Yes, Running Really Does Do a Bond Good

The chemicals released when exercising are the same that can increase your bond with someone when you do it together.

A study out of the University of Oxford found that exercise can help people bond—and by exercising together, their workout performance can be enhanced. “When we exercise, our bodies release chemicals (endogenous opioids and endocannabinoids) that relieve stress and pain, and give us positive feelings, which are often called ‘the runner’s high,’” says study author Arran Davis, Ph.D. “When people exercise together, including mothers and daughters, they feel these positive emotions together, and that might make them feel happier and closer to one another, helping them to cooperate and interact in ways that strengthen their social bonds,” he adds.

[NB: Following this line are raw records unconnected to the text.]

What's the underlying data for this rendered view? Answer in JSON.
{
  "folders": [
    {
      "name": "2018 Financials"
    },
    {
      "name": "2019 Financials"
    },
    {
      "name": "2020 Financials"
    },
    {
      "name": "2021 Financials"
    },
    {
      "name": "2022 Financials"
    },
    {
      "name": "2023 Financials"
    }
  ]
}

The Upside of Keeping It Conversational

Running with a person whose company you enjoy can provide physical benefits in addition to mental and emotional benefits, says running coach Angie Spencer of The Marathon Training Academy. “A conversational pace is a pace that you can maintain while saying a few words to a sentence at a time (without getting overly short of breath),” she explains. “This pace can be the perfect way to build up or maintain the endurance systems of the body and can be a great time to work on relaxing and improving your running form.”

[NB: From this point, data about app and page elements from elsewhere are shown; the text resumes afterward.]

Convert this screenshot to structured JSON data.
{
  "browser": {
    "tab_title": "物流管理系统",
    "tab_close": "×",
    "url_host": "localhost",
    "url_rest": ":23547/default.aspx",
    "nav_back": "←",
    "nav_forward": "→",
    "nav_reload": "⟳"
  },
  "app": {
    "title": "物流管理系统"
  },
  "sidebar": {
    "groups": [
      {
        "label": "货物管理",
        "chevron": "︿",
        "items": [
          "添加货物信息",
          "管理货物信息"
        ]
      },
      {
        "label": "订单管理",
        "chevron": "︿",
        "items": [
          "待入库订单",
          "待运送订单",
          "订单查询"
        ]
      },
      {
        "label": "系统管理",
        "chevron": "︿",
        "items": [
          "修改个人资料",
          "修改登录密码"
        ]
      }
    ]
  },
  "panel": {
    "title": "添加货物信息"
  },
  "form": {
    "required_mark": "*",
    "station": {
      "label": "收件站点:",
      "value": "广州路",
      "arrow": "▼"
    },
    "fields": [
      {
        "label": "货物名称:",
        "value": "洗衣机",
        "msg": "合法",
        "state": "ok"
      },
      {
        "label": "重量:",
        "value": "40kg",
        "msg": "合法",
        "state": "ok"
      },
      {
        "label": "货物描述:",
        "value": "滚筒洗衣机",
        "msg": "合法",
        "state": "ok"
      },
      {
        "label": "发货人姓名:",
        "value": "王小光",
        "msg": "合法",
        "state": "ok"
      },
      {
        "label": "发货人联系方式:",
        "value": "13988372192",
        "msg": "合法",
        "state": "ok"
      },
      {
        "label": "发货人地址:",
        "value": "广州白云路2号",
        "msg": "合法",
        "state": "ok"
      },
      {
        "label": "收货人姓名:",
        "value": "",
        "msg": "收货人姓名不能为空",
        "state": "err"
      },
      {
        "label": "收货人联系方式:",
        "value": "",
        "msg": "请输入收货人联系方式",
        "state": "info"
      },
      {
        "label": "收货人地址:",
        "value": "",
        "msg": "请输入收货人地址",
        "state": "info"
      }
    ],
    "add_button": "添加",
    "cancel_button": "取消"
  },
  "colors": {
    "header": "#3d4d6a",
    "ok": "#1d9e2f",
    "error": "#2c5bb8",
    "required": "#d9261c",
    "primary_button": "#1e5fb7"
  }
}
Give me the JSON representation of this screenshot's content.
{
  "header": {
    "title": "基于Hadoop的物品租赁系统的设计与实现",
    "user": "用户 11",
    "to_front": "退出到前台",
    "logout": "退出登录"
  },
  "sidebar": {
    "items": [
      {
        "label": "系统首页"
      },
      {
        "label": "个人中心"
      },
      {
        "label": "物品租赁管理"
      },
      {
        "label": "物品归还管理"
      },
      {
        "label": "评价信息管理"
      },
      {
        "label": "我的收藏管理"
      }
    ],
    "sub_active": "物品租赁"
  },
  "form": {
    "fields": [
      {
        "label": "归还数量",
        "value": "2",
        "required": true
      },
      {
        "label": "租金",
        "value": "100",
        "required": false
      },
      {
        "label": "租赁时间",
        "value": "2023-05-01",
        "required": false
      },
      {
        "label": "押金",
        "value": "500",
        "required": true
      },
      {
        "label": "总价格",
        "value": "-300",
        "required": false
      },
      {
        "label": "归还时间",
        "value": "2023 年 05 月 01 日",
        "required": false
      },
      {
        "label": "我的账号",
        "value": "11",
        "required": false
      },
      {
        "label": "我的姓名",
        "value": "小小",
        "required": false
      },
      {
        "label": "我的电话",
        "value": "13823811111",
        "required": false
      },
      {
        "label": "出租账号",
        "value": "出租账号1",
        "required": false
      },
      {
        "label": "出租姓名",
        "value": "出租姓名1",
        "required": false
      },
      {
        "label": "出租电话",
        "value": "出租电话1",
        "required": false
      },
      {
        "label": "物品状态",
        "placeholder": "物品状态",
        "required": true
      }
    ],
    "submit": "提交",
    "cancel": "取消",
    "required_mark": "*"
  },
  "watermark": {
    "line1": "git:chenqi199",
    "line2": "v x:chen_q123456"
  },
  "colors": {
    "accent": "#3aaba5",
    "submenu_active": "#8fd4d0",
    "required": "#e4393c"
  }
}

Finding Your Shared Rhythm

“Running with someone who runs at a different pace can be both enjoyable and beneficial if it’s done right,” says Spencer. “While I wouldn’t recommend doing every training run together if your paces vary widely, a regular and intentional run together can be great.” Here’s what to keep in mind, no matter which side of the pacing coin you find yourself on.

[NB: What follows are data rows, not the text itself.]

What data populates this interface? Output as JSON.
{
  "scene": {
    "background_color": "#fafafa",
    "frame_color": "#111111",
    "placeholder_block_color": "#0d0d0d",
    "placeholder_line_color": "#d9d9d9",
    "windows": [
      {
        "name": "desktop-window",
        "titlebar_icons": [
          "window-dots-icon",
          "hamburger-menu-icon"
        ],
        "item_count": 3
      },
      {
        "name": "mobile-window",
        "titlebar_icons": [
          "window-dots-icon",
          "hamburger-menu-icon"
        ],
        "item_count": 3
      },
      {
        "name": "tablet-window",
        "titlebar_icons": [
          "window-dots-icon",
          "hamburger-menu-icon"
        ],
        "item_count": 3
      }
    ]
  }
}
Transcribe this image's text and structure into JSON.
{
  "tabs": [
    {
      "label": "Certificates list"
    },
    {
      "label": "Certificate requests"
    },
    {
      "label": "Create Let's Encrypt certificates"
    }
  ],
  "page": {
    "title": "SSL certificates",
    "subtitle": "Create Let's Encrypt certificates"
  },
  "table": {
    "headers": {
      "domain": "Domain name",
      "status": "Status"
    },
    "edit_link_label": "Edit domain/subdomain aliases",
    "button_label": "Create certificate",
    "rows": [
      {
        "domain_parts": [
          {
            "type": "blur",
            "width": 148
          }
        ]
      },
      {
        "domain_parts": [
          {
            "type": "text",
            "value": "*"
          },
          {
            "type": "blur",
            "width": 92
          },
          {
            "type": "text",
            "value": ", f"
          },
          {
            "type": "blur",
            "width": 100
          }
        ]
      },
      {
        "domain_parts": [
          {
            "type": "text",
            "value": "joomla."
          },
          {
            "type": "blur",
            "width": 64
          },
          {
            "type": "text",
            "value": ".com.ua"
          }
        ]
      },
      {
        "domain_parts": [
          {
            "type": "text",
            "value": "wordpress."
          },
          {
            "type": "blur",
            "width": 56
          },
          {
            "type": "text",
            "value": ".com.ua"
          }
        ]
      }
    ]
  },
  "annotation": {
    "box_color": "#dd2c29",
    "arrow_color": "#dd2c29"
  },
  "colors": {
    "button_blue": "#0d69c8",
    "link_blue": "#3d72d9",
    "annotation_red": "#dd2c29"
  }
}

  • If you’re the faster runner: You can benefit from doing your easy-paced runs with a slower partner because it will help you truly slow down, says Spencer. “Most runners do their easy runs too fast, and this can hinder recovery and prevent them from getting the most out of their faster days.”
  • If you’re the slower runner: You can benefit from doing your speed work with a faster partner because it can help you push yourself harder than you might on your own, says Spencer. “Ask the faster runner to help keep you at a specific pace and to give you words of encouragement and motivation,” she says. But, Spencer warns: “Do not try to run faster during an easy run to keep up with a faster partner. This can delay recovery and could possibly lead to injury if running form is compromised.”